According to a report from the Wikipedia:United Nations, Brazil is not among the top twenty producers in the industry yet,[10] but the initiative of creating the SEC indicated the government's desire to reposition the "culture as development axis of the Brazilian state."[11] To the President of the Wikipedia:National Bank for Economic and Social Development (BNDES), Wikipedia:Luciano Coutinho, this is a recognition that creative activities are important for the country "in a long-term perspective, having as a goal a more inclusive and sustainable development.[12]

Globally, the countries that have excelled in the industry are Wikipedia:China, in the first place, followed by the Wikipedia:United States and Wikipedia:Germany. But Brazil has contributed greatly in the fields of architecture, fashion and design, revealing its creative potential worldwide.[13]

Brazilian x-ray Edit

The creative industry in Brazil gathers, generally, "young, educated and well-paid professionals" that earn 42% above the average wage in the country.[1] It is difficult to know how much an idea or innovation costs, once they are Wikipedia:intangible assets. One way of finding that out would be to create metrics and to use qualitative and quantitative researches. What is possible to identify are general economic data related to the Creative Industry in Brazil, such as:[3]
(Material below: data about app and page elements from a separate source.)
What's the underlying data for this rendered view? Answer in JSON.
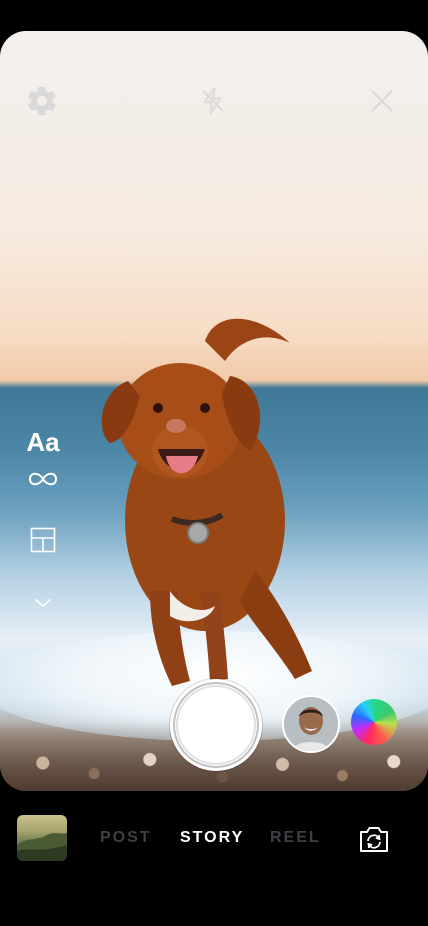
{
  "top_bar": {
    "settings_icon": "gear-icon",
    "flash_icon": "flash-off-icon",
    "close_icon": "close-icon"
  },
  "side_tools": {
    "text_label": "Aa",
    "boomerang_icon": "infinity-icon",
    "layout_icon": "layout-grid-icon",
    "more_icon": "chevron-down-icon"
  },
  "capture": {
    "shutter_icon": "shutter-button",
    "face_effect_icon": "face-effect-avatar",
    "color_effect_icon": "color-wheel-effect"
  },
  "modes": [
    "POST",
    "STORY",
    "REEL"
  ],
  "active_mode": "STORY",
  "bottom": {
    "gallery_icon": "gallery-thumbnail",
    "flip_camera_icon": "flip-camera-icon"
  },
  "colors": {
    "active_mode": "#ffffff",
    "inactive_mode": "#3f3f46",
    "background": "#000000"
  }
}
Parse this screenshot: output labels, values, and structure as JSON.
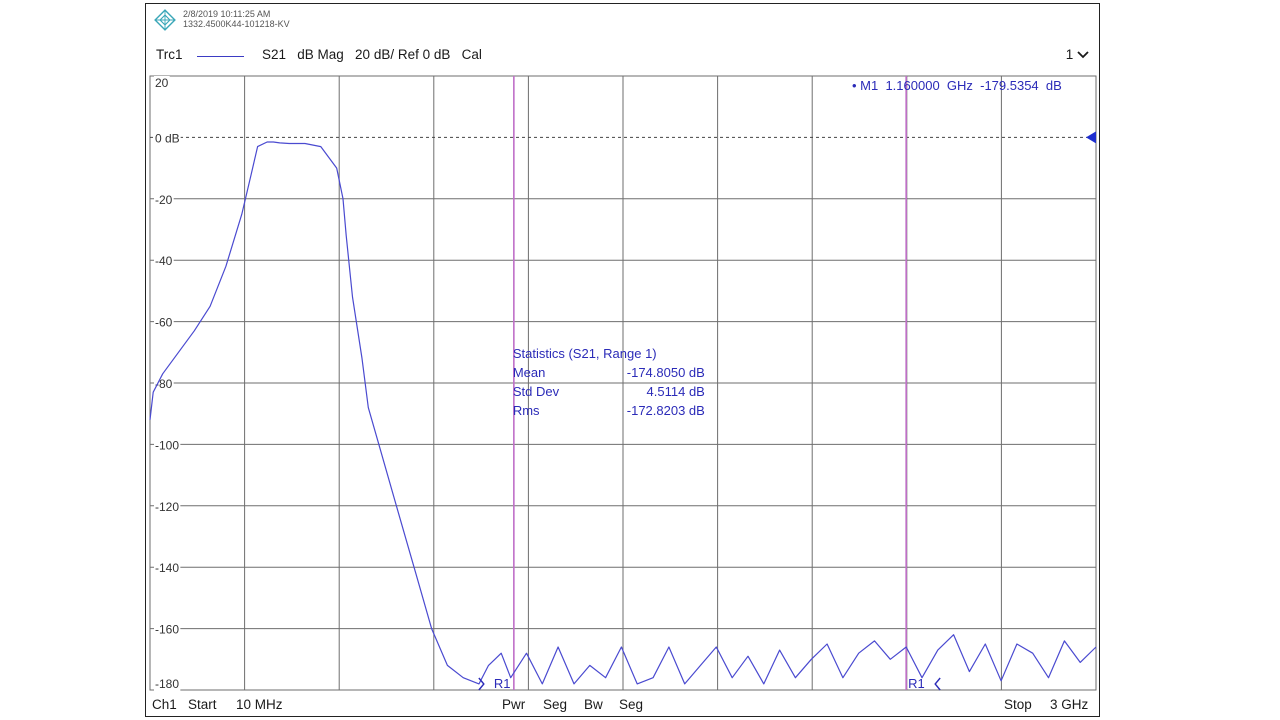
{
  "header": {
    "timestamp": "2/8/2019 10:11:25 AM",
    "instrument_id": "1332.4500K44-101218-KV",
    "trace_name": "Trc1",
    "trace_desc": "S21   dB Mag   20 dB/ Ref 0 dB   Cal",
    "channel_selector": "1"
  },
  "marker": {
    "label": "• M1  1.160000  GHz  -179.5354  dB",
    "freq_ghz": 1.16,
    "value_db": -179.5354
  },
  "statistics": {
    "title": "Statistics  (S21, Range 1)",
    "rows": [
      {
        "name": "Mean",
        "value": "-174.8050  dB"
      },
      {
        "name": "Std Dev",
        "value": "4.5114  dB"
      },
      {
        "name": "Rms",
        "value": "-172.8203  dB"
      }
    ]
  },
  "range_markers": {
    "left_label": "R1",
    "right_label": "R1"
  },
  "footer": {
    "channel": "Ch1",
    "start_label": "Start",
    "start_value": "10 MHz",
    "softkeys": [
      "Pwr",
      "Seg",
      "Bw",
      "Seg"
    ],
    "stop_label": "Stop",
    "stop_value": "3 GHz"
  },
  "colors": {
    "trace": "#4a4ad0",
    "grid": "#6e6e6e",
    "range_line": "#c070c8",
    "label_blue": "#2b2bb8",
    "ref_arrow": "#1f2fcf"
  },
  "chart_data": {
    "type": "line",
    "title": "",
    "xlabel": "",
    "ylabel": "",
    "x_unit": "GHz",
    "xlim": [
      0.01,
      3.0
    ],
    "ylim": [
      -180,
      20
    ],
    "y_ticks": [
      20,
      0,
      -20,
      -40,
      -60,
      -80,
      -100,
      -120,
      -140,
      -160,
      -180
    ],
    "y_tick_labels": [
      "20",
      "0 dB",
      "-20",
      "-40",
      "-60",
      "-80",
      "-100",
      "-120",
      "-140",
      "-160",
      "-180"
    ],
    "x_divisions": 10,
    "reference_db": 0,
    "range_1_ghz": [
      1.16,
      2.4
    ],
    "series": [
      {
        "x": [
          0.01,
          0.02,
          0.05,
          0.1,
          0.15,
          0.2,
          0.25,
          0.3,
          0.33,
          0.35,
          0.38,
          0.4,
          0.42,
          0.45,
          0.5,
          0.55,
          0.6,
          0.62,
          0.63,
          0.65,
          0.68,
          0.7,
          0.75,
          0.8,
          0.85,
          0.9,
          0.95,
          1.0,
          1.05,
          1.08,
          1.1,
          1.12,
          1.15,
          1.2,
          1.25,
          1.3,
          1.35,
          1.4,
          1.45,
          1.5,
          1.55,
          1.6,
          1.65,
          1.7,
          1.75,
          1.8,
          1.85,
          1.9,
          1.95,
          2.0,
          2.05,
          2.1,
          2.15,
          2.2,
          2.25,
          2.3,
          2.35,
          2.4,
          2.45,
          2.5,
          2.55,
          2.6,
          2.65,
          2.7,
          2.75,
          2.8,
          2.85,
          2.9,
          2.95,
          3.0
        ],
        "y": [
          -92,
          -83,
          -77,
          -70,
          -63,
          -55,
          -42,
          -25,
          -12,
          -3,
          -1.5,
          -1.5,
          -1.8,
          -2,
          -2,
          -3,
          -10,
          -20,
          -32,
          -52,
          -72,
          -88,
          -106,
          -124,
          -142,
          -160,
          -172,
          -176,
          -178,
          -172,
          -170,
          -168,
          -176,
          -168,
          -178,
          -166,
          -178,
          -172,
          -176,
          -166,
          -178,
          -176,
          -166,
          -178,
          -172,
          -166,
          -176,
          -169,
          -178,
          -167,
          -176,
          -170,
          -165,
          -176,
          -168,
          -164,
          -170,
          -166,
          -176,
          -167,
          -162,
          -174,
          -165,
          -177,
          -165,
          -168,
          -176,
          -164,
          -171,
          -166
        ]
      }
    ]
  }
}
  • Share of GDP: R$110 billion
  • Enterprises: 243 thousand
  • Professionals: 810 thousand, of which the most numerous are:
  1. Wikipedia:Architects and Wikipedia:engineers: 229 877 Wikipedia:employees formal;
  2. Wikipedia:Programmers information systems: 50,440;
  3. Wikipedia:Business analysts: 45,324;
  4. Research and market analyst: 25,141;
  5. Wikipedia:Marketing manager: 20,382;
  6. Wikipedia:Advertising agents: 14,032;
  7. Wikipedia:Graphic Designer: 17,806;
  8. Wikipedia:Biologist: 15,182;
  9. Manager of research and development: 13,414;
  10. Designer of bespoke shoes: 13,068.
  • Wages: the best paid creative activities are:
  1. Wikipedia:Geologists and Wikipedia:geophysicals: R$11,385;
  2. Directors of Wikipedia:TV shows: R$10,753;
  3. Wikipedia:Actors: R$10,348;
  4. Wikipedia:Biotechnologists: R$8,701;
  5. News room directors: R$7,774;
  6. Wikipedia:Magazine editors: R$7,594;
  7. Wikipedia:Architects and Wikipedia:engineers: R$7,524;
  8. Wikipedia:Electrical Engineers, Wikipedia:electronics engineers and Wikipedia:Computer engineers: R$7,431;
  9. Wikipedia:Screenwriters: R$7,347;
  10. Wikipedia:Researchers in general: R$7,102.

According to the Creative Economy Secretary of the Ministry of Culture, Cláudia Leitão, the country is learning to grow in this area, transforming the "Brazilian creativity into innovation and innovation into wealth."[11]

Notes Edit

  1. 1.0 1.1 "Conheça a economia criativa e veja 5 dicas para empreender na área". Retrieved 15 April 2014. 
  2. "Brasil possui imenso potencial no mercado da economia criativa (in Globo Ecologia)". Retrieved 15 April 2014. 
  3. 3.0 3.1 3.2 3.3 3.4 "Indústria Criativa - Mapeamento da Indústria Criativa no Brasil (PDF - 1,85 MB)". Retrieved 16 December 2013. 
  4. "Classificação Brasileira de Ocupações". Retrieved 16 December 2013. 
  5. 5.0 5.1 "Creative Economy Report 2008: the challenge of assessing the creative economy (PDF - 2,54 MB)". 2008. Retrieved 26 March 2014. 
  6. "A evolução do conceito de "Indústrias Criativas" no tempo". Retrieved 14 April 2014. 
  7. "Relatório de Economia Criativa 2010 (PDF)". Retrieved 14 April 2014. 
  8. "Decreto Nº 7.743, de 31 de maio de 2012". Retrieved 15 April 2014. 
  9. "Economia Criativa". Retrieved 15 April 2014. 
  10. "Brasil avança em criatividade". Retrieved 15 April 2014. 
  11. 11.0 11.1 "Planejando um Brasil criativo". Retrieved 15 April 2014. 
  12. [ Criativa.pdf "Economia criativa para o desenvolvimento (in Plano da Secretaria da Economia Criativa)"]. Criativa.pdf. 
  13. "Economia criativa:cultura e sustentabilidade (in Globo Ecologia)". Retrieved 15 April 2014. 

References Edit

External links Edit

Template:Portal bar

Cite error: <ref> tags exist for a group named "note", but no corresponding <references group="note"/> tag was found.

Ad blocker interference detected!

Wikia is a free-to-use site that makes money from advertising. We have a modified experience for viewers using ad blockers

Wikia is not accessible if you’ve made further modifications. Remove the custom ad blocker rule(s) and the page will load as expected.